Items from a data source:
○ ○ ○ ○
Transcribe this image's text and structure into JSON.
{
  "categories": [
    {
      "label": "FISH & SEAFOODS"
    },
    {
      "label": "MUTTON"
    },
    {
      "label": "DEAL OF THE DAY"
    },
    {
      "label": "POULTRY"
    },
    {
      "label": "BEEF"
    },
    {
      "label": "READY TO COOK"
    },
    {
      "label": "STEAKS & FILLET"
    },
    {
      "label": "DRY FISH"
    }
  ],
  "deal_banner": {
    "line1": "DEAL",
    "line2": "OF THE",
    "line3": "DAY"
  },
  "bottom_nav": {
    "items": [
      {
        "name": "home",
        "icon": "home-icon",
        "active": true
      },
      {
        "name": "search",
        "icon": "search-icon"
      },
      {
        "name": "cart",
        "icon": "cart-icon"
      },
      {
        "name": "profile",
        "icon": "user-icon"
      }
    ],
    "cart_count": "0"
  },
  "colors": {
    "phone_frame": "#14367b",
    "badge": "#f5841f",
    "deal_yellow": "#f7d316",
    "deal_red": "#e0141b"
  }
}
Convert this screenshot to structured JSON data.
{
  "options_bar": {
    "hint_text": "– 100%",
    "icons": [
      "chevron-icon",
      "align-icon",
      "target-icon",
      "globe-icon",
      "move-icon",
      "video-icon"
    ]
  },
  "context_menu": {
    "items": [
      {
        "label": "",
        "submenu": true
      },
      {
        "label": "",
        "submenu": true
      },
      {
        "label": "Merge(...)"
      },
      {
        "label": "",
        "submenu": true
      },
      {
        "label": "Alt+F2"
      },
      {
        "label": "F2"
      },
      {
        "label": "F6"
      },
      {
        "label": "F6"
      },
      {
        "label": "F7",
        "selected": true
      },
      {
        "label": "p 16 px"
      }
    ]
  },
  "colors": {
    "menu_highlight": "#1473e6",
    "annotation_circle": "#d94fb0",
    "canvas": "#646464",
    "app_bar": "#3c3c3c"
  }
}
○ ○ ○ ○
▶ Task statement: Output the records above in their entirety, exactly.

▶ Output of the task:
Transcribe this image's text and structure into JSON.
{
  "categories": [
    {
      "label": "FISH & SEAFOODS"
    },
    {
      "label": "MUTTON"
    },
    {
      "label": "DEAL OF THE DAY"
    },
    {
      "label": "POULTRY"
    },
    {
      "label": "BEEF"
    },
    {
      "label": "READY TO COOK"
    },
    {
      "label": "STEAKS & FILLET"
    },
    {
      "label": "DRY FISH"
    }
  ],
  "deal_banner": {
    "line1": "DEAL",
    "line2": "OF THE",
    "line3": "DAY"
  },
  "bottom_nav": {
    "items": [
      {
        "name": "home",
        "icon": "home-icon",
        "active": true
      },
      {
        "name": "search",
        "icon": "search-icon"
      },
      {
        "name": "cart",
        "icon": "cart-icon"
      },
      {
        "name": "profile",
        "icon": "user-icon"
      }
    ],
    "cart_count": "0"
  },
  "colors": {
    "phone_frame": "#14367b",
    "badge": "#f5841f",
    "deal_yellow": "#f7d316",
    "deal_red": "#e0141b"
  }
}
Convert this screenshot to structured JSON data.
{
  "options_bar": {
    "hint_text": "– 100%",
    "icons": [
      "chevron-icon",
      "align-icon",
      "target-icon",
      "globe-icon",
      "move-icon",
      "video-icon"
    ]
  },
  "context_menu": {
    "items": [
      {
        "label": "",
        "submenu": true
      },
      {
        "label": "",
        "submenu": true
      },
      {
        "label": "Merge(...)"
      },
      {
        "label": "",
        "submenu": true
      },
      {
        "label": "Alt+F2"
      },
      {
        "label": "F2"
      },
      {
        "label": "F6"
      },
      {
        "label": "F6"
      },
      {
        "label": "F7",
        "selected": true
      },
      {
        "label": "p 16 px"
      }
    ]
  },
  "colors": {
    "menu_highlight": "#1473e6",
    "annotation_circle": "#d94fb0",
    "canvas": "#646464",
    "app_bar": "#3c3c3c"
  }
}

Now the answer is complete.